When couples are applying for a joint mortgage, the lender typically uses both credit scores and incomes to determine if they qualify. Dual incomes are actually required in many cases to qualify for particular amounts. Both parties are thus liable for the mortgage debt irrespective of any changes to the marital status.
In a divorce, it is much easier for couples to sell the property to get rid of mortgage debt. If a couple chooses to follow this route they can simply take their halves then go their separate ways. However, no rule exists explicitly stating that couples should sell the property unless the court orders it.
If you really love your home and would like to stay, it is possible but you first have to remove the name of your spouse from the loan. Failing to do so means that he remains liable in case of a default. Unfortunately, getting his or her name off the joint mortgage is not as simple as you may think.
Refinancing the mortgage in your name only is the only way to ensure that you retain the house after the divorce and take the name of your spouse off the mortgage. Of course, this is much easier said than done given that the original approval was based on both credit scores and incomes.
Just because you actually own the property does not automatically guarantee approval. Lenders usually evaluate your income and credit to determine whether you can keep up with the payments on your own. Lenders typically look at your current debt to income ratio and your payment history. To qualify for a favorable interest rate, you should have a credit score of not less than 740.
You should also have an income capable of supporting the payments. Mortgage payments typically never exceed 28 percent of the gross monthly income while the total monthly debt payments cannot be more than 36 percent of the gross monthly income.
Once you are approved for the mortgage on the basis of your income and credit, you should next file a quitclaim deed. The new mortgage will replace the old one meaning that the name of your spouse will be removed automatically from the mortgage. However, the refinancing does not remove the name of your spouse from the mortgage deed.
The quitclaim deed is what transfers the ownership of the property between parties and once a spouse signs this document, he or she gives up any right to the property.
You can easily download a quitclaim deed from various legal websites or you can find a real estate attorney to prepare the document. You and your ex-spouse will meet with the lender handling the refinancing and both of you will sign the quitclaim deed in the presence of the mortgage loan officer. The lender will then notarize the document and file it with the office of the county clerk.

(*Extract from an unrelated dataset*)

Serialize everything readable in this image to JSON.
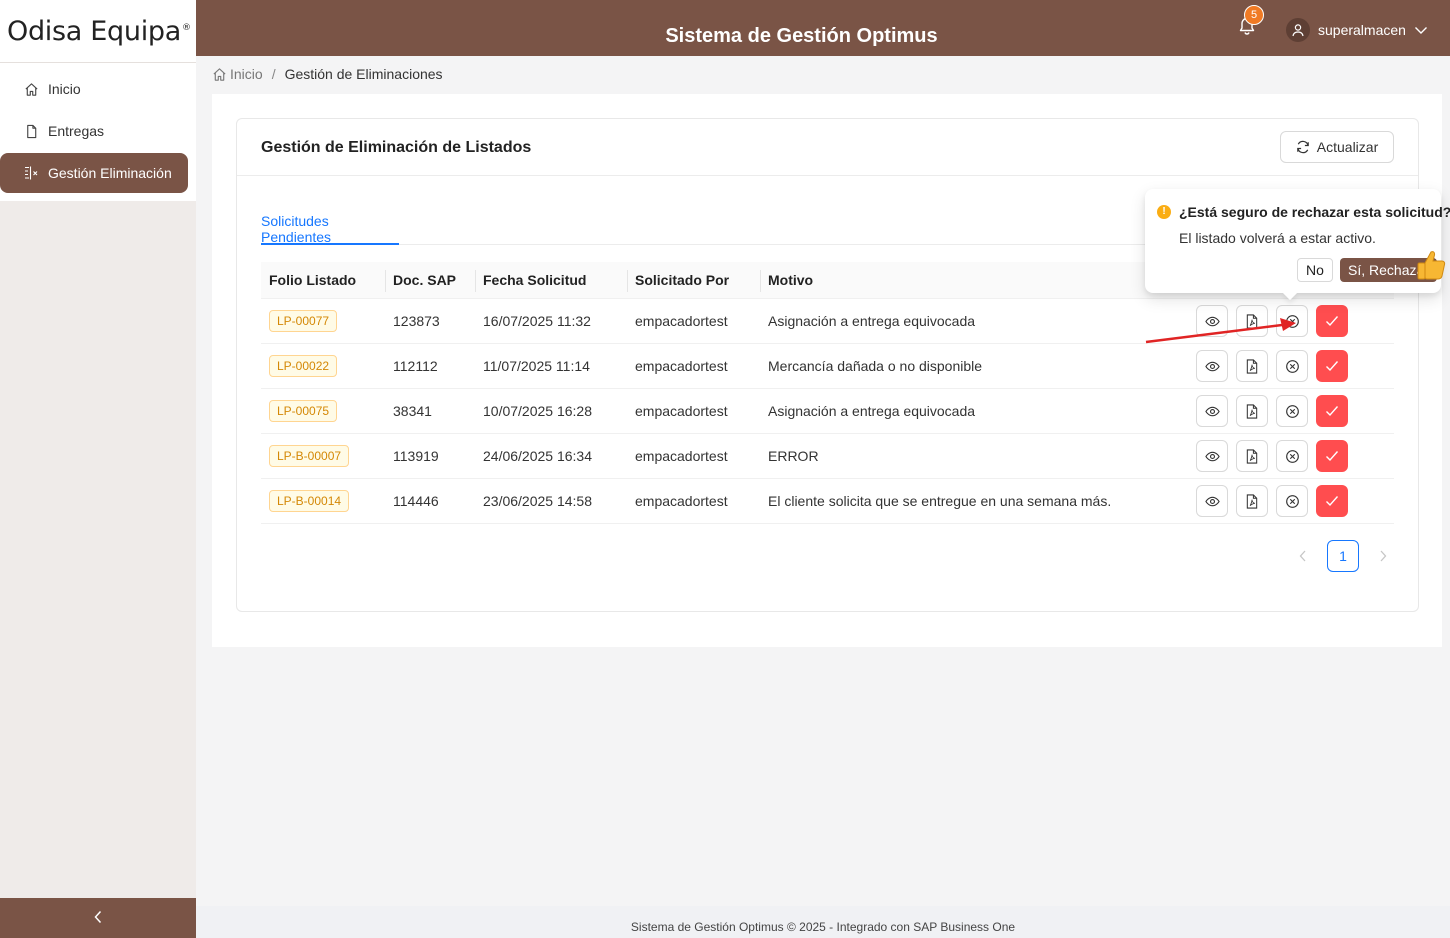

Taking your Ex’s name off a mortgage after divorce can be a complex and lengthy process. In some cases it is even easier to sell the property. However, if you would like to retain ownership and get his name off the deed, refinancing and subsequently filing a quitclaim deed might be your best option. Contact a lawyer to determine your best option.